Segment Start: RAW DATA

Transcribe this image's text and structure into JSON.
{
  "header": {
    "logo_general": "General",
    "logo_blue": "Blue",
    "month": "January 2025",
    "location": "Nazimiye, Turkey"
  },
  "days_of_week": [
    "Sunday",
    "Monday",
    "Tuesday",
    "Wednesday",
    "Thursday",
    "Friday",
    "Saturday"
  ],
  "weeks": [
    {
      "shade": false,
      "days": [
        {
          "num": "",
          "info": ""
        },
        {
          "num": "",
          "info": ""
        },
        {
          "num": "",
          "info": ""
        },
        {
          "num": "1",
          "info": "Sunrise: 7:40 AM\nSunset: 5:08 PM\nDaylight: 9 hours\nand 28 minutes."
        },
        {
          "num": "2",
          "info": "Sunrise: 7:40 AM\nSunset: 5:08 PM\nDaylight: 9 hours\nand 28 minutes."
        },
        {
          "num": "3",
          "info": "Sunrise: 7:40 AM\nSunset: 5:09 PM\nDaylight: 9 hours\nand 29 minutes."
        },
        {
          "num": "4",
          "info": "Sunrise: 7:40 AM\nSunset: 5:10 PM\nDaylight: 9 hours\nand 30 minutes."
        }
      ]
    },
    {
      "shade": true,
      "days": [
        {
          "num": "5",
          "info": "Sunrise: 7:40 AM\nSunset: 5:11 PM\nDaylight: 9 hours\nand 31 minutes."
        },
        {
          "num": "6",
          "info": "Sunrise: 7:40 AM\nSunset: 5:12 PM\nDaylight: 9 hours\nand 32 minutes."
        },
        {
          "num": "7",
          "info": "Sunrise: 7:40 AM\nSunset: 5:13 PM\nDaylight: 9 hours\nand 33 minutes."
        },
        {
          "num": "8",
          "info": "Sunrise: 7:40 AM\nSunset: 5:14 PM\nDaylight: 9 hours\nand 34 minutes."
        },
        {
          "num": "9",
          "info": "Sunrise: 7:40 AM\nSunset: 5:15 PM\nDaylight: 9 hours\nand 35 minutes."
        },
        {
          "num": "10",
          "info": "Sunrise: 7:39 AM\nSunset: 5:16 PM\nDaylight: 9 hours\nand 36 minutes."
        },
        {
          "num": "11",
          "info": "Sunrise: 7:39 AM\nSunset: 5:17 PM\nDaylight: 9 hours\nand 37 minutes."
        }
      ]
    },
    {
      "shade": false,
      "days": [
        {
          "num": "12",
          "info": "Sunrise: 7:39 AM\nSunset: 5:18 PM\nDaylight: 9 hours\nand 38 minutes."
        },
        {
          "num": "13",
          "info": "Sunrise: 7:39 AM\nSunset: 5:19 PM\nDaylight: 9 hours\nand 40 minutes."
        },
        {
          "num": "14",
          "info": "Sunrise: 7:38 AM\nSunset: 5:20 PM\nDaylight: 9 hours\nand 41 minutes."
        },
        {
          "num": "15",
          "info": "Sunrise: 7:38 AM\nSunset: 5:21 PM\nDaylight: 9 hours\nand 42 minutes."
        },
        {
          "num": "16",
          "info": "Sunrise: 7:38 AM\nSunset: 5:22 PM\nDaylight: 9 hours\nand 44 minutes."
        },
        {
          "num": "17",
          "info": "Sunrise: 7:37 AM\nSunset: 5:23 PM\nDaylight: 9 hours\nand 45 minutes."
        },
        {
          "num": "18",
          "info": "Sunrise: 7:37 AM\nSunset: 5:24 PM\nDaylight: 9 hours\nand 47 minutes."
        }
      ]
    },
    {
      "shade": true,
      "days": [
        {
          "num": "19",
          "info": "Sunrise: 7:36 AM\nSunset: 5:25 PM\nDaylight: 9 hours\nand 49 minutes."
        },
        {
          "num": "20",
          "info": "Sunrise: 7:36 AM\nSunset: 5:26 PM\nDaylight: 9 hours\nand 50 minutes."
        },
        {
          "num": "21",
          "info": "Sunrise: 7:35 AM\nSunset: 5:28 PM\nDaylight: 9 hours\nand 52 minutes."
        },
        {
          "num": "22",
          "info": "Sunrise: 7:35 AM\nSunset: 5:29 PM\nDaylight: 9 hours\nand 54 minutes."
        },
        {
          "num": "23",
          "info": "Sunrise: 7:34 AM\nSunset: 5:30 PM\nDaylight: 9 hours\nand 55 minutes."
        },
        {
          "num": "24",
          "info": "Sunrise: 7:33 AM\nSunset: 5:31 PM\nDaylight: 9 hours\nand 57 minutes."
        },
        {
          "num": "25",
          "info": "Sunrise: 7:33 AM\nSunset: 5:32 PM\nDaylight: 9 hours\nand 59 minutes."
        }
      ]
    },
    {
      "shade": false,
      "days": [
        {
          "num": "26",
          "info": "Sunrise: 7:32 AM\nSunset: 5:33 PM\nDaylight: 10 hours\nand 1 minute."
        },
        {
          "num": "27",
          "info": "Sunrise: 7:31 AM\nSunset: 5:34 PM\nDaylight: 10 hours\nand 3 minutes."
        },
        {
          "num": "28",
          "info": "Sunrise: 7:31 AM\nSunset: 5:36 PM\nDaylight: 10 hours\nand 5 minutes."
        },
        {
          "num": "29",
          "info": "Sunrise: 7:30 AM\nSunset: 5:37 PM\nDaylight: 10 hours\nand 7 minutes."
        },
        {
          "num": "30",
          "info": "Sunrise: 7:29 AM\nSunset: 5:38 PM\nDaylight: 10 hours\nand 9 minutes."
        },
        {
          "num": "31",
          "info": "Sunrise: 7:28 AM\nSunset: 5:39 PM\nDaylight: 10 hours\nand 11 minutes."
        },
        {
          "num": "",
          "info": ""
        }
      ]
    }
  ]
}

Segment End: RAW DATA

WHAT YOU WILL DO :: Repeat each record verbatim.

ANSWER ::
Transcribe this image's text and structure into JSON.
{
  "header": {
    "logo_general": "General",
    "logo_blue": "Blue",
    "month": "January 2025",
    "location": "Nazimiye, Turkey"
  },
  "days_of_week": [
    "Sunday",
    "Monday",
    "Tuesday",
    "Wednesday",
    "Thursday",
    "Friday",
    "Saturday"
  ],
  "weeks": [
    {
      "shade": false,
      "days": [
        {
          "num": "",
          "info": ""
        },
        {
          "num": "",
          "info": ""
        },
        {
          "num": "",
          "info": ""
        },
        {
          "num": "1",
          "info": "Sunrise: 7:40 AM\nSunset: 5:08 PM\nDaylight: 9 hours\nand 28 minutes."
        },
        {
          "num": "2",
          "info": "Sunrise: 7:40 AM\nSunset: 5:08 PM\nDaylight: 9 hours\nand 28 minutes."
        },
        {
          "num": "3",
          "info": "Sunrise: 7:40 AM\nSunset: 5:09 PM\nDaylight: 9 hours\nand 29 minutes."
        },
        {
          "num": "4",
          "info": "Sunrise: 7:40 AM\nSunset: 5:10 PM\nDaylight: 9 hours\nand 30 minutes."
        }
      ]
    },
    {
      "shade": true,
      "days": [
        {
          "num": "5",
          "info": "Sunrise: 7:40 AM\nSunset: 5:11 PM\nDaylight: 9 hours\nand 31 minutes."
        },
        {
          "num": "6",
          "info": "Sunrise: 7:40 AM\nSunset: 5:12 PM\nDaylight: 9 hours\nand 32 minutes."
        },
        {
          "num": "7",
          "info": "Sunrise: 7:40 AM\nSunset: 5:13 PM\nDaylight: 9 hours\nand 33 minutes."
        },
        {
          "num": "8",
          "info": "Sunrise: 7:40 AM\nSunset: 5:14 PM\nDaylight: 9 hours\nand 34 minutes."
        },
        {
          "num": "9",
          "info": "Sunrise: 7:40 AM\nSunset: 5:15 PM\nDaylight: 9 hours\nand 35 minutes."
        },
        {
          "num": "10",
          "info": "Sunrise: 7:39 AM\nSunset: 5:16 PM\nDaylight: 9 hours\nand 36 minutes."
        },
        {
          "num": "11",
          "info": "Sunrise: 7:39 AM\nSunset: 5:17 PM\nDaylight: 9 hours\nand 37 minutes."
        }
      ]
    },
    {
      "shade": false,
      "days": [
        {
          "num": "12",
          "info": "Sunrise: 7:39 AM\nSunset: 5:18 PM\nDaylight: 9 hours\nand 38 minutes."
        },
        {
          "num": "13",
          "info": "Sunrise: 7:39 AM\nSunset: 5:19 PM\nDaylight: 9 hours\nand 40 minutes."
        },
        {
          "num": "14",
          "info": "Sunrise: 7:38 AM\nSunset: 5:20 PM\nDaylight: 9 hours\nand 41 minutes."
        },
        {
          "num": "15",
          "info": "Sunrise: 7:38 AM\nSunset: 5:21 PM\nDaylight: 9 hours\nand 42 minutes."
        },
        {
          "num": "16",
          "info": "Sunrise: 7:38 AM\nSunset: 5:22 PM\nDaylight: 9 hours\nand 44 minutes."
        },
        {
          "num": "17",
          "info": "Sunrise: 7:37 AM\nSunset: 5:23 PM\nDaylight: 9 hours\nand 45 minutes."
        },
        {
          "num": "18",
          "info": "Sunrise: 7:37 AM\nSunset: 5:24 PM\nDaylight: 9 hours\nand 47 minutes."
        }
      ]
    },
    {
      "shade": true,
      "days": [
        {
          "num": "19",
          "info": "Sunrise: 7:36 AM\nSunset: 5:25 PM\nDaylight: 9 hours\nand 49 minutes."
        },
        {
          "num": "20",
          "info": "Sunrise: 7:36 AM\nSunset: 5:26 PM\nDaylight: 9 hours\nand 50 minutes."
        },
        {
          "num": "21",
          "info": "Sunrise: 7:35 AM\nSunset: 5:28 PM\nDaylight: 9 hours\nand 52 minutes."
        },
        {
          "num": "22",
          "info": "Sunrise: 7:35 AM\nSunset: 5:29 PM\nDaylight: 9 hours\nand 54 minutes."
        },
        {
          "num": "23",
          "info": "Sunrise: 7:34 AM\nSunset: 5:30 PM\nDaylight: 9 hours\nand 55 minutes."
        },
        {
          "num": "24",
          "info": "Sunrise: 7:33 AM\nSunset: 5:31 PM\nDaylight: 9 hours\nand 57 minutes."
        },
        {
          "num": "25",
          "info": "Sunrise: 7:33 AM\nSunset: 5:32 PM\nDaylight: 9 hours\nand 59 minutes."
        }
      ]
    },
    {
      "shade": false,
      "days": [
        {
          "num": "26",
          "info": "Sunrise: 7:32 AM\nSunset: 5:33 PM\nDaylight: 10 hours\nand 1 minute."
        },
        {
          "num": "27",
          "info": "Sunrise: 7:31 AM\nSunset: 5:34 PM\nDaylight: 10 hours\nand 3 minutes."
        },
        {
          "num": "28",
          "info": "Sunrise: 7:31 AM\nSunset: 5:36 PM\nDaylight: 10 hours\nand 5 minutes."
        },
        {
          "num": "29",
          "info": "Sunrise: 7:30 AM\nSunset: 5:37 PM\nDaylight: 10 hours\nand 7 minutes."
        },
        {
          "num": "30",
          "info": "Sunrise: 7:29 AM\nSunset: 5:38 PM\nDaylight: 10 hours\nand 9 minutes."
        },
        {
          "num": "31",
          "info": "Sunrise: 7:28 AM\nSunset: 5:39 PM\nDaylight: 10 hours\nand 11 minutes."
        },
        {
          "num": "",
          "info": ""
        }
      ]
    }
  ]
}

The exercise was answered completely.